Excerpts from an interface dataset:
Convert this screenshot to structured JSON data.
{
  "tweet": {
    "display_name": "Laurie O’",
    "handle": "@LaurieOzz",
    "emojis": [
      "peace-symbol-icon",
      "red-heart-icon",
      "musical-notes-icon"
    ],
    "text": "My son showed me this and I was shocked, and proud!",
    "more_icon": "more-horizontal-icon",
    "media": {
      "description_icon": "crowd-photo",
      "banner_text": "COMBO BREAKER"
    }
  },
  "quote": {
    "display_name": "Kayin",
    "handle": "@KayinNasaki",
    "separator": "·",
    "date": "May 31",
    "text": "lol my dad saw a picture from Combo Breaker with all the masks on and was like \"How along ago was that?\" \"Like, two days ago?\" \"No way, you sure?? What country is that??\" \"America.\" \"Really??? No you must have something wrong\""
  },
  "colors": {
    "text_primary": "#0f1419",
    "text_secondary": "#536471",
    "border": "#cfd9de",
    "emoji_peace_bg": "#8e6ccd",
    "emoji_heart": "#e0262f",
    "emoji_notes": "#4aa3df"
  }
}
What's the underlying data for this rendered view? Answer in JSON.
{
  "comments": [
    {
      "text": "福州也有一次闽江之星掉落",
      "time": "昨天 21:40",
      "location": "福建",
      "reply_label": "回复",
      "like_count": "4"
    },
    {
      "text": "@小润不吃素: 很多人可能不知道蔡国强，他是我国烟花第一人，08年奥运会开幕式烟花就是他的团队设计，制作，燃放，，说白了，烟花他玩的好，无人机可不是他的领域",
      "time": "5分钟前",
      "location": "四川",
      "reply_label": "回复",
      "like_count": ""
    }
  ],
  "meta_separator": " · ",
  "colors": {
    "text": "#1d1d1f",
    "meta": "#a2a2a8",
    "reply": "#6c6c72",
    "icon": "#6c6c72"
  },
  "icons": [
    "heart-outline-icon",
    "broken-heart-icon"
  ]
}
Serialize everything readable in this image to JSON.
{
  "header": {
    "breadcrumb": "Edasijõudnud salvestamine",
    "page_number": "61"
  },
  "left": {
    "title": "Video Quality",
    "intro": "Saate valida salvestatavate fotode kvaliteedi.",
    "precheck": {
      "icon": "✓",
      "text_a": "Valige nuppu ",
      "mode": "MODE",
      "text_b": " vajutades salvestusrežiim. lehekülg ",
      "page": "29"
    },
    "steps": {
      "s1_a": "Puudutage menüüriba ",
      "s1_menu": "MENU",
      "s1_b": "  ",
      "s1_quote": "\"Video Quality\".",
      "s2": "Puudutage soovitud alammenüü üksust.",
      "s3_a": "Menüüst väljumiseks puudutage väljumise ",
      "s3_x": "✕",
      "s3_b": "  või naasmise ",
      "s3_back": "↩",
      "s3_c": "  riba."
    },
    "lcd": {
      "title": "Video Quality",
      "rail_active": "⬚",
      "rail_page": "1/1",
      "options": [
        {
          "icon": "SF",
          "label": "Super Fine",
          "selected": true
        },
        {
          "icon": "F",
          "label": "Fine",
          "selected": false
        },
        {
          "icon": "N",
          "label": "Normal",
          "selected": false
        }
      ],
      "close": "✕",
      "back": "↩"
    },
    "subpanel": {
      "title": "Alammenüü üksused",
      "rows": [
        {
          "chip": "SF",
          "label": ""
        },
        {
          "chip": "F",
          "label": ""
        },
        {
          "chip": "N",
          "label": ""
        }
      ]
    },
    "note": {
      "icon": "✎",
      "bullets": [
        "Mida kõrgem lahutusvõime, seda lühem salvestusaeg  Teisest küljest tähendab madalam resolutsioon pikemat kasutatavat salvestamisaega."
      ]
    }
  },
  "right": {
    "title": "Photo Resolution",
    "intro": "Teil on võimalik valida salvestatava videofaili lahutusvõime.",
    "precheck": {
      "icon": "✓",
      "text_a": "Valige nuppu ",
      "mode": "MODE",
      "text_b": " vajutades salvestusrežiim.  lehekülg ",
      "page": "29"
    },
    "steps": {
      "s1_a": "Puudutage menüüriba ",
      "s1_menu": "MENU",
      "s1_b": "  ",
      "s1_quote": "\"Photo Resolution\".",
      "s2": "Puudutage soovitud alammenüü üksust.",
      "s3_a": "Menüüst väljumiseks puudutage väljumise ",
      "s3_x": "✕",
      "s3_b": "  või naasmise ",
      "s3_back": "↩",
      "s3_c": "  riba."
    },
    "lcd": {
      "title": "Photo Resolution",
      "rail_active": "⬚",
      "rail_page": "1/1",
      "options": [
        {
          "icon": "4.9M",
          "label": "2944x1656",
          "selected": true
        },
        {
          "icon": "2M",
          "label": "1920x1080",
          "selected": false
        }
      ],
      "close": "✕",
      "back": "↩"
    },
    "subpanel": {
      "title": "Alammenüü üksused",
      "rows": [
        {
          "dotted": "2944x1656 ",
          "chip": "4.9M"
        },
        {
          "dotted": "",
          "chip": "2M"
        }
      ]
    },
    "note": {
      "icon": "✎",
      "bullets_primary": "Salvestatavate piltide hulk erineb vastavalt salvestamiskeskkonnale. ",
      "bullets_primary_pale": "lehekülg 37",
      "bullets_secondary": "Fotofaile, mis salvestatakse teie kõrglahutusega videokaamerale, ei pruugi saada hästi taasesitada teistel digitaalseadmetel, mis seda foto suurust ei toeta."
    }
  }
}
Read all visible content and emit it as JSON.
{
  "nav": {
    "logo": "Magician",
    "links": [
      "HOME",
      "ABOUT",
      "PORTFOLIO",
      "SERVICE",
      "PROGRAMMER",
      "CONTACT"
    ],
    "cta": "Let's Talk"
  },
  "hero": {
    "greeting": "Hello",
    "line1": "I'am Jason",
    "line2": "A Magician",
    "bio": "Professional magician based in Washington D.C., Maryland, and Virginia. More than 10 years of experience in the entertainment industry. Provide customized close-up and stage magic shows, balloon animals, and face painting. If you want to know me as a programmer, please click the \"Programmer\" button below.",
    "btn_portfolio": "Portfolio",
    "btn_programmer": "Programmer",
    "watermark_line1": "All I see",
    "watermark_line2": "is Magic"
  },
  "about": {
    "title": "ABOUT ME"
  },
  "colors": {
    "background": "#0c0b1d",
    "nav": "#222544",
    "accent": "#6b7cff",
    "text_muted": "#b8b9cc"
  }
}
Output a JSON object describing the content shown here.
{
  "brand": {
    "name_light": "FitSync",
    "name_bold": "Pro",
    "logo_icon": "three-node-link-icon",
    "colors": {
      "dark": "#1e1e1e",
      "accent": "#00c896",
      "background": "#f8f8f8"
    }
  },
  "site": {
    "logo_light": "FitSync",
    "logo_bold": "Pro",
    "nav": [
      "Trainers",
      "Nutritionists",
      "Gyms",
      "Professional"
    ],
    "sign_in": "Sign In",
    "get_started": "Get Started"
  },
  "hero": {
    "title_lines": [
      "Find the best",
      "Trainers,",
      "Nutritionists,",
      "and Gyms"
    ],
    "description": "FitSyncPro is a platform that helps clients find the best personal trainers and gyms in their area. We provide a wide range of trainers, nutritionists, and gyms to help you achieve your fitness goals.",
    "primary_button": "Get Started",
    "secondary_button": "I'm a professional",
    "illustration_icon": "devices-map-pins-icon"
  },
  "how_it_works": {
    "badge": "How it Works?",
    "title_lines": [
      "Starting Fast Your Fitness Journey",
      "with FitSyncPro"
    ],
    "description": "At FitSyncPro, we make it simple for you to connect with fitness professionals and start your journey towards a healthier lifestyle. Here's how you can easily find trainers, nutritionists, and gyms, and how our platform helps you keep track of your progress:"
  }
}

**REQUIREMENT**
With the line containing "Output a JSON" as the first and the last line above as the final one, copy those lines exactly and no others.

**RESPONSE TO THE TASK**
Output a JSON object describing the content shown here.
{
  "brand": {
    "name_light": "FitSync",
    "name_bold": "Pro",
    "logo_icon": "three-node-link-icon",
    "colors": {
      "dark": "#1e1e1e",
      "accent": "#00c896",
      "background": "#f8f8f8"
    }
  },
  "site": {
    "logo_light": "FitSync",
    "logo_bold": "Pro",
    "nav": [
      "Trainers",
      "Nutritionists",
      "Gyms",
      "Professional"
    ],
    "sign_in": "Sign In",
    "get_started": "Get Started"
  },
  "hero": {
    "title_lines": [
      "Find the best",
      "Trainers,",
      "Nutritionists,",
      "and Gyms"
    ],
    "description": "FitSyncPro is a platform that helps clients find the best personal trainers and gyms in their area. We provide a wide range of trainers, nutritionists, and gyms to help you achieve your fitness goals.",
    "primary_button": "Get Started",
    "secondary_button": "I'm a professional",
    "illustration_icon": "devices-map-pins-icon"
  },
  "how_it_works": {
    "badge": "How it Works?",
    "title_lines": [
      "Starting Fast Your Fitness Journey",
      "with FitSyncPro"
    ],
    "description": "At FitSyncPro, we make it simple for you to connect with fitness professionals and start your journey towards a healthier lifestyle. Here's how you can easily find trainers, nutritionists, and gyms, and how our platform helps you keep track of your progress:"
  }
}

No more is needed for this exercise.